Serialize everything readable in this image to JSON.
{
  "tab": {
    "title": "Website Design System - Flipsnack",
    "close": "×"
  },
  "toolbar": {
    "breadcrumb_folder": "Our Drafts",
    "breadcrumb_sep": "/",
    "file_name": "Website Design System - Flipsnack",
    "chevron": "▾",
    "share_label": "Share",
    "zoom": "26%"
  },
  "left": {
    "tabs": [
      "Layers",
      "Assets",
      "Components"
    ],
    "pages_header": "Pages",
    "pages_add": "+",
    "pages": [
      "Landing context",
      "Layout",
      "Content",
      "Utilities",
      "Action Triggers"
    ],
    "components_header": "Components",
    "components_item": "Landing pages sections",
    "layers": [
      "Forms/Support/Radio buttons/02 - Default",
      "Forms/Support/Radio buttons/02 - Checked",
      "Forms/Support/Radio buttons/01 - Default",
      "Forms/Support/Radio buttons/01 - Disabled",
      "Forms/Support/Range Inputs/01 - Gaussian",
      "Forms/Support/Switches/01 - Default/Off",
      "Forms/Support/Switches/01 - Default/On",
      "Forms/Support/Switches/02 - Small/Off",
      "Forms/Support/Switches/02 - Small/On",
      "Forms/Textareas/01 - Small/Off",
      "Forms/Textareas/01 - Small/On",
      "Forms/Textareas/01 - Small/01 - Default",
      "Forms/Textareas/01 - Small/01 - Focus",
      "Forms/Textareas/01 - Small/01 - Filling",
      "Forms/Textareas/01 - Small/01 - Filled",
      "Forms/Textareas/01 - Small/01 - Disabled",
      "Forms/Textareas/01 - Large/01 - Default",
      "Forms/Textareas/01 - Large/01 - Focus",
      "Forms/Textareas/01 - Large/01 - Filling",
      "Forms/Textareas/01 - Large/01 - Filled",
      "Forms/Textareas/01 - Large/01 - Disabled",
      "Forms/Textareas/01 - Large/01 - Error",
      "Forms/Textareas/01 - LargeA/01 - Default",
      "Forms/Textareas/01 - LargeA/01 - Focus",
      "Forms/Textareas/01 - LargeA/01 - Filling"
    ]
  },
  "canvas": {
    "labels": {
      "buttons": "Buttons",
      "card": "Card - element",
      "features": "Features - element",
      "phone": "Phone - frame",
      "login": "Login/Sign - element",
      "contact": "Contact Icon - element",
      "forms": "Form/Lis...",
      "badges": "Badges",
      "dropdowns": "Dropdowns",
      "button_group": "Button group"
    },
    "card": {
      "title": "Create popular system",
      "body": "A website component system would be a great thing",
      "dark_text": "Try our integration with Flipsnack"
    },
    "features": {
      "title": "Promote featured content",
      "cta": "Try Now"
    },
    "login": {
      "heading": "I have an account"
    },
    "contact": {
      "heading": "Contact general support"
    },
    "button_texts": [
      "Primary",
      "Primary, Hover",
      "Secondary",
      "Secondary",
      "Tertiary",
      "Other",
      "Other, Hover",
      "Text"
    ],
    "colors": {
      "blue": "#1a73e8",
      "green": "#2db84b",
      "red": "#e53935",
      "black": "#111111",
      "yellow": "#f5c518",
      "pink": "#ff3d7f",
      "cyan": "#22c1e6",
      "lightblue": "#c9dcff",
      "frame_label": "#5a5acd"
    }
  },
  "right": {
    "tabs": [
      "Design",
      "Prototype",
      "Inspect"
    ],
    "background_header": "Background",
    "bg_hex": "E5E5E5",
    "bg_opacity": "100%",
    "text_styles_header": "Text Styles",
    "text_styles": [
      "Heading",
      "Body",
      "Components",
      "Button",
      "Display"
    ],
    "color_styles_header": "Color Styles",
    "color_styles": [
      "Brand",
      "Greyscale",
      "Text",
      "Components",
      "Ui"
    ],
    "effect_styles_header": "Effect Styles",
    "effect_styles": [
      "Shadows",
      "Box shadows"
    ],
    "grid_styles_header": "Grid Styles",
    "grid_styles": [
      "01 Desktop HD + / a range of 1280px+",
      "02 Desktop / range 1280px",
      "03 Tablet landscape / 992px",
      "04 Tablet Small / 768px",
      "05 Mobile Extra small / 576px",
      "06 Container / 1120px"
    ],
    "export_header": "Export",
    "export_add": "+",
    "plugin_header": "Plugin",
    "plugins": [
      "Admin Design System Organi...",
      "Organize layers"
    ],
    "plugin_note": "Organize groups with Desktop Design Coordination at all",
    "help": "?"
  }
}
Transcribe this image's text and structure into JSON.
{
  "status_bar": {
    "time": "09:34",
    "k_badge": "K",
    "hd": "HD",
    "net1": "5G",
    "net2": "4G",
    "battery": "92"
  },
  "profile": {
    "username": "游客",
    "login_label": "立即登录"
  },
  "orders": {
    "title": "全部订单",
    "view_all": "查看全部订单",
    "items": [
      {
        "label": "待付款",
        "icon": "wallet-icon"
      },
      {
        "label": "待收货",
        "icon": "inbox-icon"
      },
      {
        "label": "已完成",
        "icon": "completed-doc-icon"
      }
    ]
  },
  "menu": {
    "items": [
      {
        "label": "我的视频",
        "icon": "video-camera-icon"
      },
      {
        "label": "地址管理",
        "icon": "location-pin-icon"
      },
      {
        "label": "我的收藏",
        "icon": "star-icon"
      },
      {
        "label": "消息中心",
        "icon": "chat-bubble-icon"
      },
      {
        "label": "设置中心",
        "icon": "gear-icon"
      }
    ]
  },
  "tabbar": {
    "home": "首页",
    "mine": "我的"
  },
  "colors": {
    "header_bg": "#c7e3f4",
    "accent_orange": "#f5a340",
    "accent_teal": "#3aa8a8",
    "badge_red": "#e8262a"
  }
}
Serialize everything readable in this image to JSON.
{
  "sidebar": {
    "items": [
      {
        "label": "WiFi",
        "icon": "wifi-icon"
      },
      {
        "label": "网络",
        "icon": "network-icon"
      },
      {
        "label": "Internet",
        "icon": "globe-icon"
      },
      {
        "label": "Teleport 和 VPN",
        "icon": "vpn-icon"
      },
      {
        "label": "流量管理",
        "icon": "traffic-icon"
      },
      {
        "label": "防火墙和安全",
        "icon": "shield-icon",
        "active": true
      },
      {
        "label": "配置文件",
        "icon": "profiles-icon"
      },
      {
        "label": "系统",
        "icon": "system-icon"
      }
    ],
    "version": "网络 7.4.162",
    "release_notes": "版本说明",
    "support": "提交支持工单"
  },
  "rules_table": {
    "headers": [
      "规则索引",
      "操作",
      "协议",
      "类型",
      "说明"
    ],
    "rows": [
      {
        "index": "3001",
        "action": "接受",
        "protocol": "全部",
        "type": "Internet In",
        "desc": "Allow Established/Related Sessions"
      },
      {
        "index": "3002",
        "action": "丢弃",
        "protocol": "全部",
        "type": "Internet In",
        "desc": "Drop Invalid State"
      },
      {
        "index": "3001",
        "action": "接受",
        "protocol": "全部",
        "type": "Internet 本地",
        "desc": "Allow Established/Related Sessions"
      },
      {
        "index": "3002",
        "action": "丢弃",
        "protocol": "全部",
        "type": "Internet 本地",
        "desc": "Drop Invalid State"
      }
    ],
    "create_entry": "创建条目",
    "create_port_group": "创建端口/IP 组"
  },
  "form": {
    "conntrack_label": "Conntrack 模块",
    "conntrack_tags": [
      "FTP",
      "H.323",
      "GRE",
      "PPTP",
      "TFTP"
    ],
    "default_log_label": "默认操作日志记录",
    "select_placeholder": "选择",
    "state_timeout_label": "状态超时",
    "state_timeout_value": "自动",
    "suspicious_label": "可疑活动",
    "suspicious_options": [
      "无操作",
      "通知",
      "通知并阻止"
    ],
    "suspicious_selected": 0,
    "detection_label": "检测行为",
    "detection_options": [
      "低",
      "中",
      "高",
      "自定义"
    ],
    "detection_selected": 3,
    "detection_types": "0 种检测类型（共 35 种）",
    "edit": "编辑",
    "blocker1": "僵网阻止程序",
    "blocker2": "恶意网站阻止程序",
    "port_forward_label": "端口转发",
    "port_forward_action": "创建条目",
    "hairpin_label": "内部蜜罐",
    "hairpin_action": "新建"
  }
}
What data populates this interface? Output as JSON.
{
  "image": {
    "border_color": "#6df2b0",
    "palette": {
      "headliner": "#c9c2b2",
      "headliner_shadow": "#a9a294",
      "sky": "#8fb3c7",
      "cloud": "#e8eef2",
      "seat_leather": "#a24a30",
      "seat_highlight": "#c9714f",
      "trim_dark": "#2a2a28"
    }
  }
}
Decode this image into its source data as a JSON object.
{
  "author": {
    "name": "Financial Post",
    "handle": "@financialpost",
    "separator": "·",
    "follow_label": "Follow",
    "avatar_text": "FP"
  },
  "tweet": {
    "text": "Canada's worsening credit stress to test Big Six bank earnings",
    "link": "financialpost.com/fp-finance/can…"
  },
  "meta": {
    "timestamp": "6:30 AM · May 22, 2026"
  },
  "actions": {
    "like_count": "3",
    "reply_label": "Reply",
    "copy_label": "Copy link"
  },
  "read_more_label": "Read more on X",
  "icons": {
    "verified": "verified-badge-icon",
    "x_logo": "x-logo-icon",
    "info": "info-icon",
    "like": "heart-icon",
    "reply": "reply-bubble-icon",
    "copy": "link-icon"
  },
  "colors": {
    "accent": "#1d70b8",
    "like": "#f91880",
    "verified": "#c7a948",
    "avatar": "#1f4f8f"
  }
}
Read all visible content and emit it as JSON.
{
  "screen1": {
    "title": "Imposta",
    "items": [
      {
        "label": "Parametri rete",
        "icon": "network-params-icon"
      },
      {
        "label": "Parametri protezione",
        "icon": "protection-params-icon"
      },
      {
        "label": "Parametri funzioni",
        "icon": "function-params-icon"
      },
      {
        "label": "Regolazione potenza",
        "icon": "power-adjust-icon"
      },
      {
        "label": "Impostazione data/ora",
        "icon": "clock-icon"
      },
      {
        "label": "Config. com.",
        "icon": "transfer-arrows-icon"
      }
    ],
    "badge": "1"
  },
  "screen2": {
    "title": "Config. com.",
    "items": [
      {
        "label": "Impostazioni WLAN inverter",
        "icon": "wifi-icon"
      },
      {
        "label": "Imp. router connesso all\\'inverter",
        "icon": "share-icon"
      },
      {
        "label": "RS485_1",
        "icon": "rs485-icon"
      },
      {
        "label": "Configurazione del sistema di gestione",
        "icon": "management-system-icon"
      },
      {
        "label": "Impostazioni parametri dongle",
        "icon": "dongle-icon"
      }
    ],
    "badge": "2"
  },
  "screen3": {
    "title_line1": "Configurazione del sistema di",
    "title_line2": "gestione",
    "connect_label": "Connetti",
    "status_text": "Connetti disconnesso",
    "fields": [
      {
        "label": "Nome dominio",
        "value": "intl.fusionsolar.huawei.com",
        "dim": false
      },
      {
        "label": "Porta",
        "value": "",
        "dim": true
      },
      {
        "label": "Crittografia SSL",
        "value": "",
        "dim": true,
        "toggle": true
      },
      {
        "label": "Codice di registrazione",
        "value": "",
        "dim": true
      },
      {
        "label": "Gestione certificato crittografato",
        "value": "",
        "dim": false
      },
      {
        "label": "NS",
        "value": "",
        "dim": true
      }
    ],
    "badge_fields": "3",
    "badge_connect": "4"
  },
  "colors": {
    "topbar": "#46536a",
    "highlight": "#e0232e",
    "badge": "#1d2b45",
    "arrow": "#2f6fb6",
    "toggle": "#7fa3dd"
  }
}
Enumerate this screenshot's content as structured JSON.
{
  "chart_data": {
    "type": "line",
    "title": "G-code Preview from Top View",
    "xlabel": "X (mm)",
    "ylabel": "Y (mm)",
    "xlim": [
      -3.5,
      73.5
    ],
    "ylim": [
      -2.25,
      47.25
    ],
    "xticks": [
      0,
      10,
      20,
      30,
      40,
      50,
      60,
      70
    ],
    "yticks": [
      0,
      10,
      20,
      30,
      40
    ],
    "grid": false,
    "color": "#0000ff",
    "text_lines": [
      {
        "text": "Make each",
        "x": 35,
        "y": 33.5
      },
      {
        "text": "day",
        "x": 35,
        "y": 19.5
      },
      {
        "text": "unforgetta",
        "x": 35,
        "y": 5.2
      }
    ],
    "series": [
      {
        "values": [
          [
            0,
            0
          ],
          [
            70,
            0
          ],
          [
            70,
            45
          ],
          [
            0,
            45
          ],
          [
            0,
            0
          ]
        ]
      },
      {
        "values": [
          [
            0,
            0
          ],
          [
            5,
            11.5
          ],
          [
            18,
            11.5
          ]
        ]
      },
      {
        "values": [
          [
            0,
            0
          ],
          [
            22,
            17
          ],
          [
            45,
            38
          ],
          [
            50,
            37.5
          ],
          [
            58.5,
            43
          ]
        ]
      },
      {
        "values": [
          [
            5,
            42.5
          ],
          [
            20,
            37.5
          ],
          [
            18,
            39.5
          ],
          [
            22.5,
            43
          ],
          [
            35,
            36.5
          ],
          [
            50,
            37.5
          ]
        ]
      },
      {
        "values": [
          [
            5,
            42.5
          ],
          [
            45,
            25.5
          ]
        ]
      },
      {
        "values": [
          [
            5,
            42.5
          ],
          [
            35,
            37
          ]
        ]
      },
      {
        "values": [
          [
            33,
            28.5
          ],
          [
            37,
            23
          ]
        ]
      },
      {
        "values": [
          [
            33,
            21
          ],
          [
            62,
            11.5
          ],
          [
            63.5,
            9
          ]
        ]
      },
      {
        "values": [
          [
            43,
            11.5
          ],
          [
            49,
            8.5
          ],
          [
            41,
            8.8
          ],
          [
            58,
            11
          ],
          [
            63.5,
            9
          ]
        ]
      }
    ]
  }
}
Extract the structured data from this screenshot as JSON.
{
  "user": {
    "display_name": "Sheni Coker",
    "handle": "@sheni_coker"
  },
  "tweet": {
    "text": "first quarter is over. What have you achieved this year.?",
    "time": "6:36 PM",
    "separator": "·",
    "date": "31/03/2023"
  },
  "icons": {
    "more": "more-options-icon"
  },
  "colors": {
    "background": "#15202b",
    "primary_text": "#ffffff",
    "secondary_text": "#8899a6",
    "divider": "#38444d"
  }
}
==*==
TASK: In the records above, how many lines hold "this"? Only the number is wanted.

WRITTEN SOLUTION: 8